Monday 29 October 2012

Wind Up

In these tumultuous Dark Age days, the soothsayers seem to take untold delight in announcing yet more gloom and turbulence. In this last couple of days they've been excitedly informing the Northumbrian Kingdom about severe weather conditions which have been brewing over the eastern coast of that faraway (and as yet undiscovered) land affectionately known as Ultima Thule. The delirium generated by these announcements has been so intense that all shipping from these island shores has been immediately cancelled, and aspiring Viking discoverers, merchants, snake oil salesmen, privateers and maritime thugs have been advised to suspend their seaborne adventures until the adverse climatic conditions have abated. So terribly sad.

I was quite intrigued when I first heard this. As I ruminated over a mouse, the following question quietly insinuated itself into my feline mind: how do the soothsayers know this stuff, and why do they pretend to be so knowledgeable about this sort of thing? I decided to investigate. In my usual modus operandi, I went around to visit those friends who share an interest in such matters. Feaxede the Fox didn't have the first clue about it when I asked him, and didn't even offer any suggestion as to where I could pursue my line of enquiry. My humungous feline friend Leo (remember him? I still pay him a call from time to time) couldn't furnish me with any ideas either. I even visited Brockwald the badger, but he wasn't remotely interested in my question; I suspect he was preoccupied with his fellow-creatures' momentous decision, which has recently been postponed until next summer. At least it gives them time to formulate a workable strategy..

I knew that it was a complete waste of time to disturb my human master Caedmon over such things; if he's not out of doors, minding the herds as his paid employment, he's busy engaged in his pious poetic endeavours, and rhyming Anglo-Saxon couplets and iambic pentameters seem to be weightier matters in his estimation. I was about to abandon all hope of having my curiosity sated when I suddenly remembered my old feline buddy Lareow - the Minister For Rodent Communities in Caedmeron's Tree/Liberationist Alliance Administration. Of course! He's the one to go to for valuable insight. I took a wander over to his luxurious dwelling (which is subsidised by the long-suffering Northumbrian taxpayers, of course) and arranged for an interview with him over lunch. Over a mouse hors d'oeuvres, I asked him my question. I was surprised at the detail of his answer, which I now submit for your edification and delectation:

The soothsayers discover such remarkable items of news as a result of chewing particularly strong varieties of magic mushroom, which, when they take effect, elevate their consciousness (or at least, what approximates to it) to an abnormally high altitude. From such a vantage point they're able to witness remarkable visions, which they babble excitably to (sober) scribes, who are on hand with their pens poised to scribble down their ecstatic gibbering. This is apparently necessary because all recollection of these revelations evaporates when their minds return to terra firma as the effects of the fungi subside. It apparently takes a very long time to obtain a coherent narrative from the resulting manuscripts..
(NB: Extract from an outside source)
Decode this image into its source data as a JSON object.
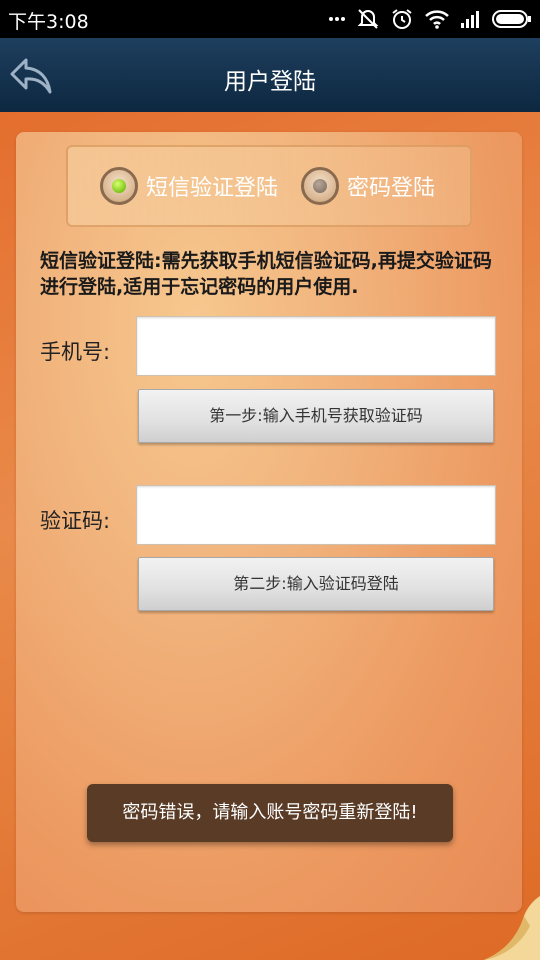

As for the weather, it appears that a mighty storm is brewing as a result of two colliding masses of moving air. The one is a swirling vortex of hot and malodorous rhetoric which emanates from the foetid swamplands of the Redistributionist heartland. When it encounters the cooler - but no less vile - zephyrs of the Tree Faction, a violent reaction takes place, and the resulting cycle of wind and slobber gathers a frightening momentum, disturbing the normally placid existence of people, destroying their homes and communities as it twists its drunken way through the Kingdom, uprooting Trees and scattering ordure everywhere. The damage is incalculable, and the resulting smell is enough to make a dog heave.

It all sounds like a typical day in Northumbrian politics to me - although I didn't say that to Lareow for fear of offending him. He's a veritable fountain of knowledge, and I don't want to lose such a valuable source of information..

1 comment:

  1. That's got to be the best meteoropolitical analogy ever.

    I like the redecoration, BTW; easier on the eye (for when I can't find my reading glasses) and pleasantly calming (which, given the antics of our political masters, is probably just as well, really).